*Material provided*
◆ ◆ ◆
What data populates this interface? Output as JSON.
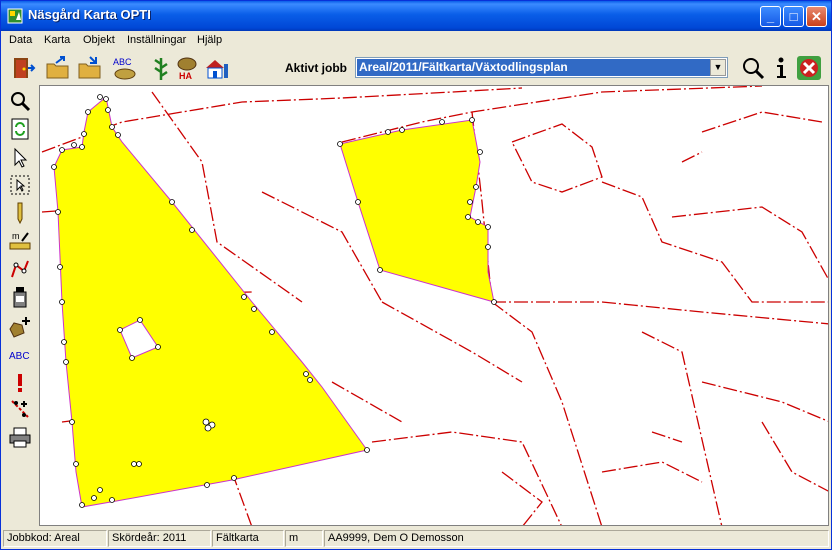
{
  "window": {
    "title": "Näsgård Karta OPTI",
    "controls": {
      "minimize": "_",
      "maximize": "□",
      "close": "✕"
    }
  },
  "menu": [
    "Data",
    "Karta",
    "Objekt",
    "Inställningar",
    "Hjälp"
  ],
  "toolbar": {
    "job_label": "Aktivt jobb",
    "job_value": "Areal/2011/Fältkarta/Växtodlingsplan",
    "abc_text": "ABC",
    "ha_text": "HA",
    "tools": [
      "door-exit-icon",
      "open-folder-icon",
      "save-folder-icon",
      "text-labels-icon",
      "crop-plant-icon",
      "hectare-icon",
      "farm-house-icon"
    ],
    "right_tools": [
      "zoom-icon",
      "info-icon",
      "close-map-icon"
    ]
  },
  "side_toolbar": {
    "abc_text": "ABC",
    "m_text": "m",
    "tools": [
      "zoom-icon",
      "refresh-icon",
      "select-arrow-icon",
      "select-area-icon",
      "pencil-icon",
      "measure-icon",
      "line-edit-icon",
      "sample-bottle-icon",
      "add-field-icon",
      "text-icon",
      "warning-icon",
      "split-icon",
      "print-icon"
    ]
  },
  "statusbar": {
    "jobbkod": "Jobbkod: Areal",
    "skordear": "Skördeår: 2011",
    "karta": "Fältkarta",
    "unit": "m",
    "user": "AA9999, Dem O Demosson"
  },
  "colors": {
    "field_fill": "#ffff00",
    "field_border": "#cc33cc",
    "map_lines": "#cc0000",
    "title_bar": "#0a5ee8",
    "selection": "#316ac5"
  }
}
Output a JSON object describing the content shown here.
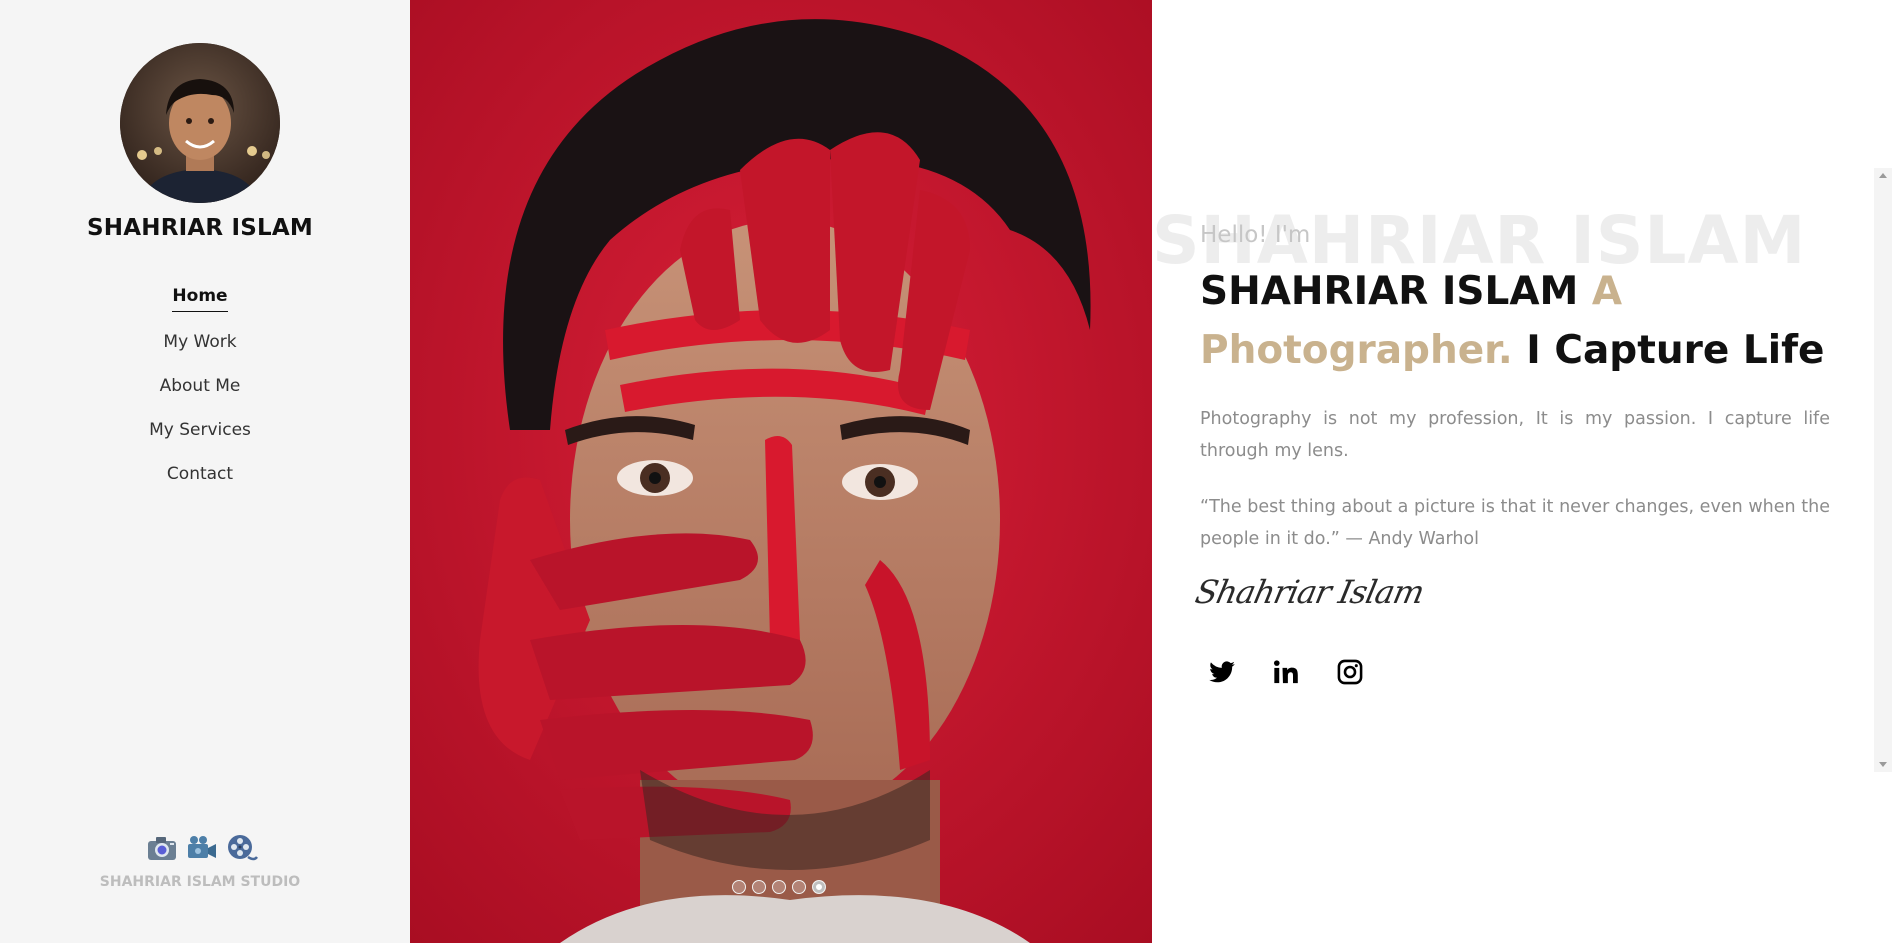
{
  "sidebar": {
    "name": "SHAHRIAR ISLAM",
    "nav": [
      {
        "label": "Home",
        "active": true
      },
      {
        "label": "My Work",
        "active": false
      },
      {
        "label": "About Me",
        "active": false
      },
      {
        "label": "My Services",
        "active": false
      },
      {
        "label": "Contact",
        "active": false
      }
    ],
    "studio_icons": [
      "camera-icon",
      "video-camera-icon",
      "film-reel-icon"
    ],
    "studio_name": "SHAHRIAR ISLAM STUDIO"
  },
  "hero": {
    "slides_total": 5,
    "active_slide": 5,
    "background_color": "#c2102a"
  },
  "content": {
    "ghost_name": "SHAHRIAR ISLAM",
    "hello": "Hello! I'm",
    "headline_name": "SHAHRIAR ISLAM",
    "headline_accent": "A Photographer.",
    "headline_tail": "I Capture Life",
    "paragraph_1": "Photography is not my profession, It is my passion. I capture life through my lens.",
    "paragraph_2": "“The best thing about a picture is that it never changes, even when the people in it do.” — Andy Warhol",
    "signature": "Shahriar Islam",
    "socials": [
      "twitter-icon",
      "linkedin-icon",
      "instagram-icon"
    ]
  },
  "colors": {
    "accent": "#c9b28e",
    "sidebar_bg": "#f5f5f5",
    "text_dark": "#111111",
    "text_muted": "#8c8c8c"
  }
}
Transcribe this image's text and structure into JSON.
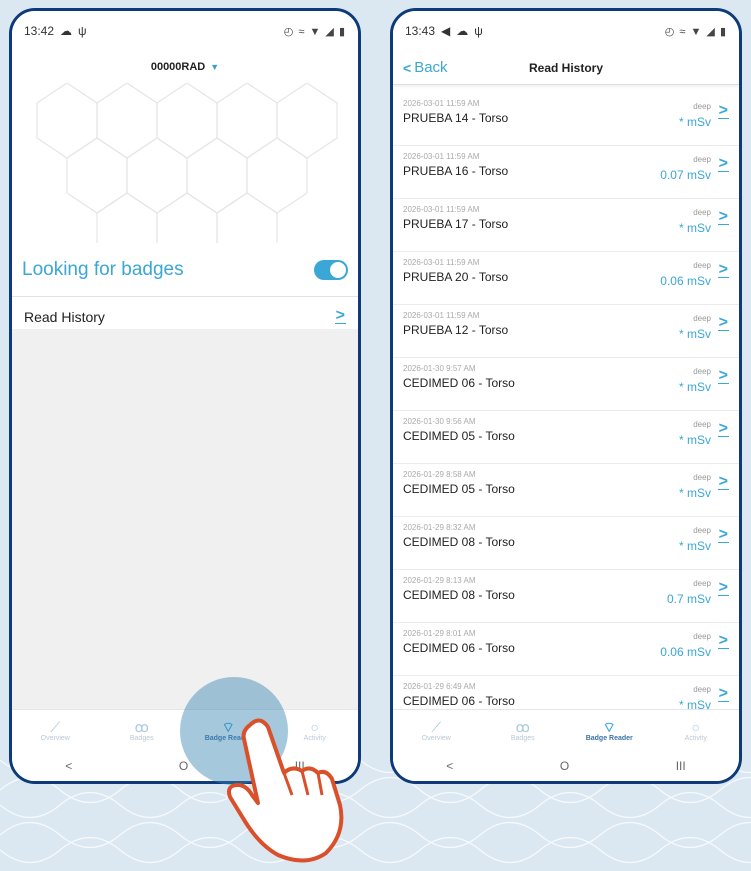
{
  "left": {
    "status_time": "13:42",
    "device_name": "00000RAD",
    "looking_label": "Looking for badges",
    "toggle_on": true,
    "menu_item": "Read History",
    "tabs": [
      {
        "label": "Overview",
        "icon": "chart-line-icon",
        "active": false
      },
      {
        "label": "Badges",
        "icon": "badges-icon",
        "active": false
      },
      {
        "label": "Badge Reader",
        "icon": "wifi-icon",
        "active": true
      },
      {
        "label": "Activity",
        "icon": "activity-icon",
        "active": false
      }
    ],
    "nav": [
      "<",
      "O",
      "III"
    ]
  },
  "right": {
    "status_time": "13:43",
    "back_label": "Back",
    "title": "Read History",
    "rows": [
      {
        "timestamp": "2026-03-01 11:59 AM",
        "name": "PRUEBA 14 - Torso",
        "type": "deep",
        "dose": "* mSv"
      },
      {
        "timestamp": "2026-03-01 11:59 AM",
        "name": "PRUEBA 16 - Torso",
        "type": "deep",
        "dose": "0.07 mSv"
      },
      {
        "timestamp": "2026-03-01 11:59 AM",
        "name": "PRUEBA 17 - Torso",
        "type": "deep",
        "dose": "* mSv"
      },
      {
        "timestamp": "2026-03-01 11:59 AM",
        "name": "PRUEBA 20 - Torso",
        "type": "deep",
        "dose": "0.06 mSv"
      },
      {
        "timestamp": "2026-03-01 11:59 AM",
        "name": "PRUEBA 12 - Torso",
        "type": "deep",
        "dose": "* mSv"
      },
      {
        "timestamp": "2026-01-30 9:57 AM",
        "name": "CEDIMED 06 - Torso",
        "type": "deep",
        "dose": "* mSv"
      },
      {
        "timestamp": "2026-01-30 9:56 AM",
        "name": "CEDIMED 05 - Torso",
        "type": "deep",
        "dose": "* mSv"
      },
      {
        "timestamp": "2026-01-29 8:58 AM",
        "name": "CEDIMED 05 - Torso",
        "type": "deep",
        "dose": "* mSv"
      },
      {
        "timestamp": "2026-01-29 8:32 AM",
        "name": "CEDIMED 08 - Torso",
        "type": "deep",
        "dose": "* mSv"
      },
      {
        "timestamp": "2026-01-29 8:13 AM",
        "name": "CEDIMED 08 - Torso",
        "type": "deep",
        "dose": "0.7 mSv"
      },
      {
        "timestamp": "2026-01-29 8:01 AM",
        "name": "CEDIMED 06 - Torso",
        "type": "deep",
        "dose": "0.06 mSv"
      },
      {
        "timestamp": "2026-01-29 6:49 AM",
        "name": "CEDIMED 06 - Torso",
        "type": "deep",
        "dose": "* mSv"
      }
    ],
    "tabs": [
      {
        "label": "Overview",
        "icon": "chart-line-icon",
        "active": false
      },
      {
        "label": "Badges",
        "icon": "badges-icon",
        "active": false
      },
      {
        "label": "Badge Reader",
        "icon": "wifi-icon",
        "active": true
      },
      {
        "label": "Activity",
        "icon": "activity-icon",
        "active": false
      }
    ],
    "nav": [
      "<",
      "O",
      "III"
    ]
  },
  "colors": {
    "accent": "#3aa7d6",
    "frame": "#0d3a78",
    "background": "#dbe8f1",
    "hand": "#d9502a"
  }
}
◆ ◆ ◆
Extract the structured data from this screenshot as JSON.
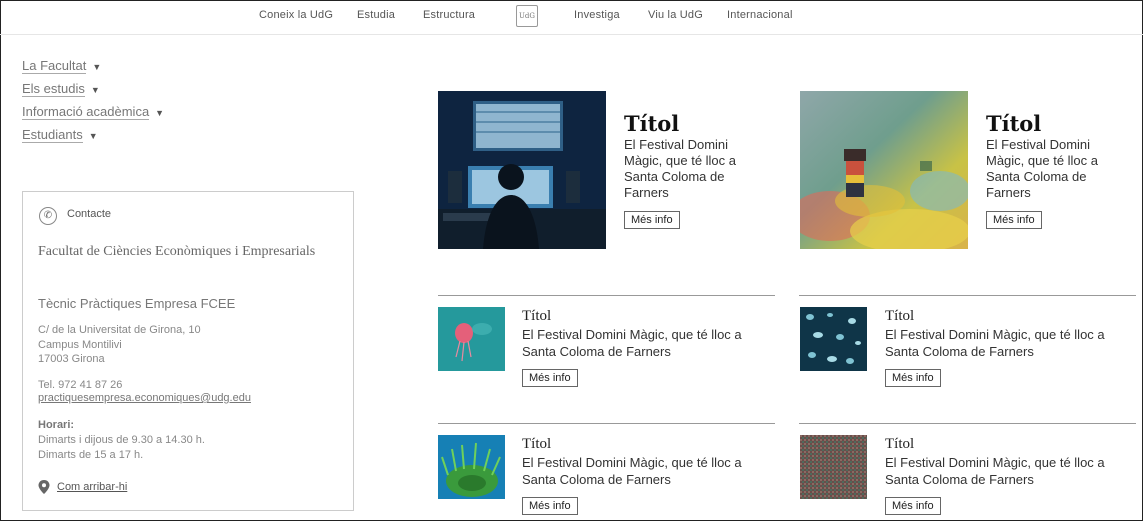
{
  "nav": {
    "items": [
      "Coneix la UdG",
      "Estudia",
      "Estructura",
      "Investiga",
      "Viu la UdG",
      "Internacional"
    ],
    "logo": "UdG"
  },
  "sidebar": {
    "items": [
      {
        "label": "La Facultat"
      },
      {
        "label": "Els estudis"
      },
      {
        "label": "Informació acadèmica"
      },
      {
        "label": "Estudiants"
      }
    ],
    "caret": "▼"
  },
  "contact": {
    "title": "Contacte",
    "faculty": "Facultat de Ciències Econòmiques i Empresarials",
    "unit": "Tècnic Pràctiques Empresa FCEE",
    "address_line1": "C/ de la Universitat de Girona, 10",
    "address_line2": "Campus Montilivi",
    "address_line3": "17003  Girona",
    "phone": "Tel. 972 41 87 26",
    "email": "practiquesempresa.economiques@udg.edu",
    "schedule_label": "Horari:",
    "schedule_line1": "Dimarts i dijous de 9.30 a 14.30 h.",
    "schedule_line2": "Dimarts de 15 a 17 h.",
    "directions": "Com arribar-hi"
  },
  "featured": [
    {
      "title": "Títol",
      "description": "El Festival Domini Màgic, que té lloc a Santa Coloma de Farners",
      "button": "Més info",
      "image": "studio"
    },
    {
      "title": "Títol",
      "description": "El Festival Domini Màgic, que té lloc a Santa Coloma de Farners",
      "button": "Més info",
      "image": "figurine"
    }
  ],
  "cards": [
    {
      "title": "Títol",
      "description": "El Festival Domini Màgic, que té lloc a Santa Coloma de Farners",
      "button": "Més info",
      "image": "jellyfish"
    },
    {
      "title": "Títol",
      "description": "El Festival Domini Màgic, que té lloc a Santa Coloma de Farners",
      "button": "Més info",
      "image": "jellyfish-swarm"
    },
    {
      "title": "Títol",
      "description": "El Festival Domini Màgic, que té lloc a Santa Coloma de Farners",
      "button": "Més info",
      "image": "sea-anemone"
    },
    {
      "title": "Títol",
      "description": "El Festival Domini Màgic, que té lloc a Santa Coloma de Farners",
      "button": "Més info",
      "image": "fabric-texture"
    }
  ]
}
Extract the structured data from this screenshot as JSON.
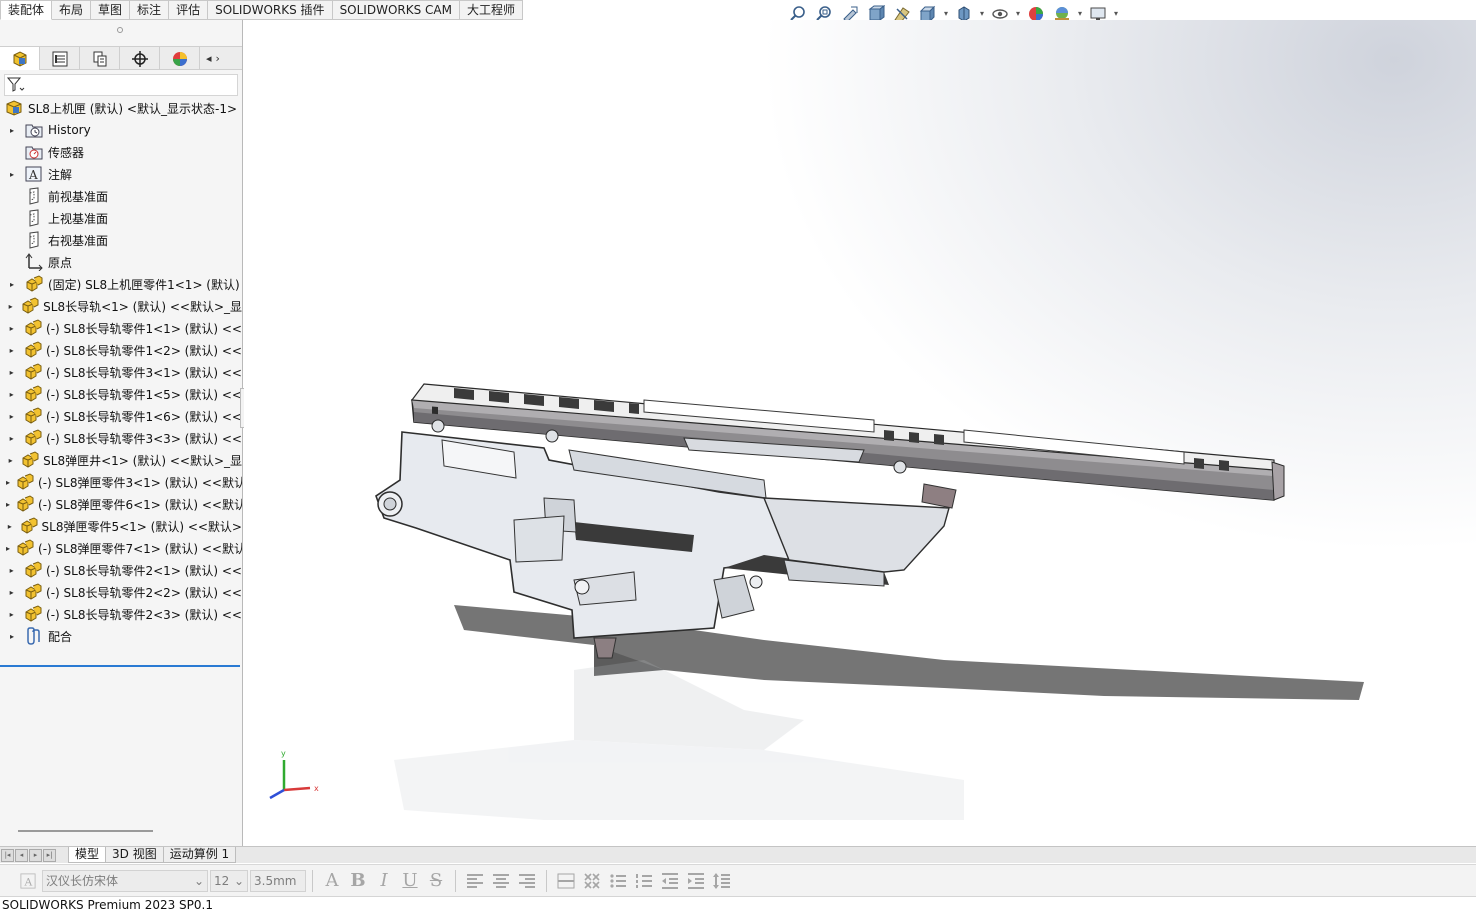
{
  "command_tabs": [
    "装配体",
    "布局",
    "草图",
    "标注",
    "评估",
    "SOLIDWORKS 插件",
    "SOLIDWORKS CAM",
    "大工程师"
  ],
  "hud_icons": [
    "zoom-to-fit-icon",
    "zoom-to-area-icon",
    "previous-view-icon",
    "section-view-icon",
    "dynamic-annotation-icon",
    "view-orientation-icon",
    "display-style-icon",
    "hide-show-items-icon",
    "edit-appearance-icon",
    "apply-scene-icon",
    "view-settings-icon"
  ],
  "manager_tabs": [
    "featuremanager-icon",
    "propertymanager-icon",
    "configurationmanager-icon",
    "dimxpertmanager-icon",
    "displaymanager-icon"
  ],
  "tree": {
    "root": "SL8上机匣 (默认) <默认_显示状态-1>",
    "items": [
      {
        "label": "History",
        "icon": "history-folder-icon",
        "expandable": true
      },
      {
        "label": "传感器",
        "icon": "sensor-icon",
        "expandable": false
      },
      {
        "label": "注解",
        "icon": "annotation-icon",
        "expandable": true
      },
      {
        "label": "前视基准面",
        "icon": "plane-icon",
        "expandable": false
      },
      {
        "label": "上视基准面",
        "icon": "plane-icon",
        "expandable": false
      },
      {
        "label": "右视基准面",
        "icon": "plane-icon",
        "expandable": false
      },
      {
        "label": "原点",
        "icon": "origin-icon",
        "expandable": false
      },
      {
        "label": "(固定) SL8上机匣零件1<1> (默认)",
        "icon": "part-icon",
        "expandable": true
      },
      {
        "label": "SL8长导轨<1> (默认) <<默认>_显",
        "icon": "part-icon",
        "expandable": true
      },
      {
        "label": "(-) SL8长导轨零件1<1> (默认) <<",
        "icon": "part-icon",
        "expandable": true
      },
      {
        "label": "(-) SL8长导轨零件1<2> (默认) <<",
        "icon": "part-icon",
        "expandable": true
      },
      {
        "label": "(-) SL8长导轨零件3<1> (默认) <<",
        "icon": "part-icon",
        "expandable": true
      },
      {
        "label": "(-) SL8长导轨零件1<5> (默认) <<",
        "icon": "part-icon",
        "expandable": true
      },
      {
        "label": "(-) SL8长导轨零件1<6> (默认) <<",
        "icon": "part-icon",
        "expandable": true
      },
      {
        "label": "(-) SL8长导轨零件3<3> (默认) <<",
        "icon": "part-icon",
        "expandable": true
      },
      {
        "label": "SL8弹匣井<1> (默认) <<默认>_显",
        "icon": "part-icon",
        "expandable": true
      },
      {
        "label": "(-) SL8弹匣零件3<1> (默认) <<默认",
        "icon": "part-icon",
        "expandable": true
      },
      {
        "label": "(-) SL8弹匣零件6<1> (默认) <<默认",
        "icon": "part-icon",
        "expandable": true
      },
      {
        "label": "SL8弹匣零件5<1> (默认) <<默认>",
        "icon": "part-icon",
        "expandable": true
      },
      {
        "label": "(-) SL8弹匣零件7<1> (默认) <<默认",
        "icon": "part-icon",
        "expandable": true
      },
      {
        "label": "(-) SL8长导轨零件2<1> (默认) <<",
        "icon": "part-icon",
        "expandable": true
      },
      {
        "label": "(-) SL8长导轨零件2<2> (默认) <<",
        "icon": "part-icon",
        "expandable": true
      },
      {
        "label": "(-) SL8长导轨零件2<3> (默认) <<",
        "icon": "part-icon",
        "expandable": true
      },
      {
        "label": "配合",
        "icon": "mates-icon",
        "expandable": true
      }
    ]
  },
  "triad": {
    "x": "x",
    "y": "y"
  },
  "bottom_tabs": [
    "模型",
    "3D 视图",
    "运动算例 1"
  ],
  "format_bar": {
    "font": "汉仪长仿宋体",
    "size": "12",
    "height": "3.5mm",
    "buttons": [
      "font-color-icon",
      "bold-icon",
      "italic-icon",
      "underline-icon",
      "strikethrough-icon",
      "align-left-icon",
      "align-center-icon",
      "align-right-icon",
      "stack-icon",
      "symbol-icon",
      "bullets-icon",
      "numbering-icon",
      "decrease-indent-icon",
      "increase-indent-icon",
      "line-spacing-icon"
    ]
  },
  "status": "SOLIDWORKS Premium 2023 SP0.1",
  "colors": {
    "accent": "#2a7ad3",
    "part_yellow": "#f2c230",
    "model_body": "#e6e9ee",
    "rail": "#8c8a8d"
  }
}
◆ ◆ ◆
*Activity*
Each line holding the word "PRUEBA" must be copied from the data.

*Answer to this task*
        "name": "PRUEBA 14 - Torso",
        "name": "PRUEBA 16 - Torso",
        "name": "PRUEBA 17 - Torso",
        "name": "PRUEBA 20 - Torso",
        "name": "PRUEBA 12 - Torso",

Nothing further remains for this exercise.